Banks lent to each other at an average interest rate of 1.71 percent last Friday, the lowest point since March 2011, driven by improved liquidity and comfortable reserves position.
Data from Central Bank of Kenya (CBK) covering the lead up to Friday showed that daily interbank rate was on a declining trend, sending the average to 3.74 percent.
“The money market was liquid during the week ending January 10, partly due to government payments, which offset tax payments in the week,” said the CBK.
The average number of interbank deals remained relatively stable at 20 compared to 21 in the previous week, while the average interbank volumes traded fell to Sh10.1 billion from Sh12.1 billion, according to CBK.

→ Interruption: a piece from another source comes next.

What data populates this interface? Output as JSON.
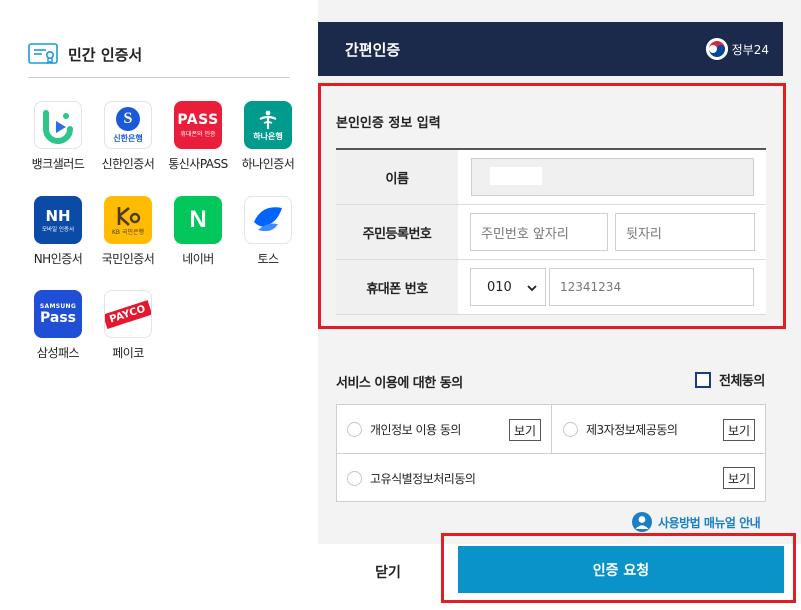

Genghis Capital analysts further linked the decline in average interbank rate to the opening of schools for the first term.
“The average interbank rate declined…supported by the high government payment and the cyclical school fee payment flowing through the banking system,” said the analysts in a note.
Total interbank volume increased marginally by 4.08 percent to Sh50.44 billion. Standard Investment Bank (SIB) said the rise was partly because there was a New Year’s holiday the previous week and partly due to increased liquidity.
“As a result of increased liquidity in the market following government payments, the average inter-bank rate dipped by 179 basis points week-on-week to a seven-week low of 3.74 per cent,” said SIB.
Over half (Sh6.85 billion) was borrowed at between one per cent and 1.5 per cent signaling improved liquidity position. Commercial banks’ excess reserves stood at Sh17.3 billion in relation to the 5.25 percent cash reserves ratio (CRR) requirement, giving banks a comfortable position.
Prior to last week’s performance, the last time weekly average fell below three per cent was in in June 9, 2016 when it stood at 2.59 per cent.